= Prompt =
Take every line from the listing below that contains "substitution".

= Dataset excerpts =
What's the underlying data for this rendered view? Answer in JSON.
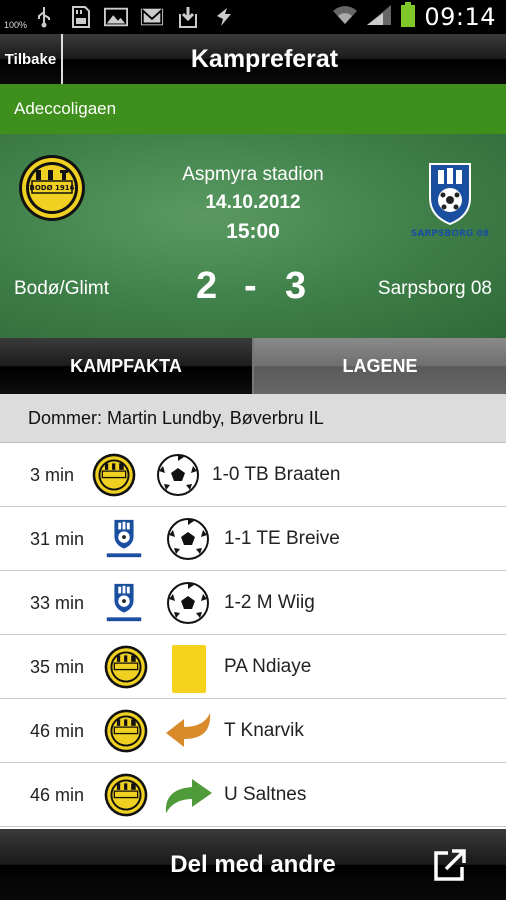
{
  "status_bar": {
    "battery_small_text": "100%",
    "time": "09:14",
    "icons": [
      "usb-icon",
      "sd-card-icon",
      "image-icon",
      "gmail-icon",
      "download-icon",
      "sync-icon",
      "wifi-icon",
      "signal-icon",
      "battery-icon"
    ]
  },
  "header": {
    "back_label": "Tilbake",
    "title": "Kampreferat"
  },
  "league": "Adeccoligaen",
  "match": {
    "venue": "Aspmyra stadion",
    "date": "14.10.2012",
    "time": "15:00",
    "home_team": "Bodø/Glimt",
    "away_team": "Sarpsborg 08",
    "home_score": "2",
    "separator": "-",
    "away_score": "3",
    "home_logo_text": "BODØ 1916",
    "away_logo_text": "SARPSBORG 08"
  },
  "tabs": [
    {
      "label": "KAMPFAKTA",
      "active": true
    },
    {
      "label": "LAGENE",
      "active": false
    }
  ],
  "referee": "Dommer: Martin Lundby, Bøverbru IL",
  "events": [
    {
      "minute": "3 min",
      "team": "home",
      "type": "goal",
      "text": "1-0 TB Braaten"
    },
    {
      "minute": "31 min",
      "team": "away",
      "type": "goal",
      "text": "1-1 TE Breive"
    },
    {
      "minute": "33 min",
      "team": "away",
      "type": "goal",
      "text": "1-2 M Wiig"
    },
    {
      "minute": "35 min",
      "team": "home",
      "type": "yellow-card",
      "text": "PA Ndiaye"
    },
    {
      "minute": "46 min",
      "team": "home",
      "type": "substitution-out",
      "text": "T Knarvik"
    },
    {
      "minute": "46 min",
      "team": "home",
      "type": "substitution-in",
      "text": "U Saltnes"
    }
  ],
  "footer": {
    "share_label": "Del med andre"
  },
  "colors": {
    "league_green": "#3f8f1c",
    "yellow_card": "#f5d21c",
    "sub_out_orange": "#d98a2a",
    "sub_in_green": "#4f9a3a",
    "bodo_yellow": "#f0d020",
    "sarpsborg_blue": "#1a4fa0"
  }
}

= Expected answer =
      "type": "substitution-out",
      "type": "substitution-in",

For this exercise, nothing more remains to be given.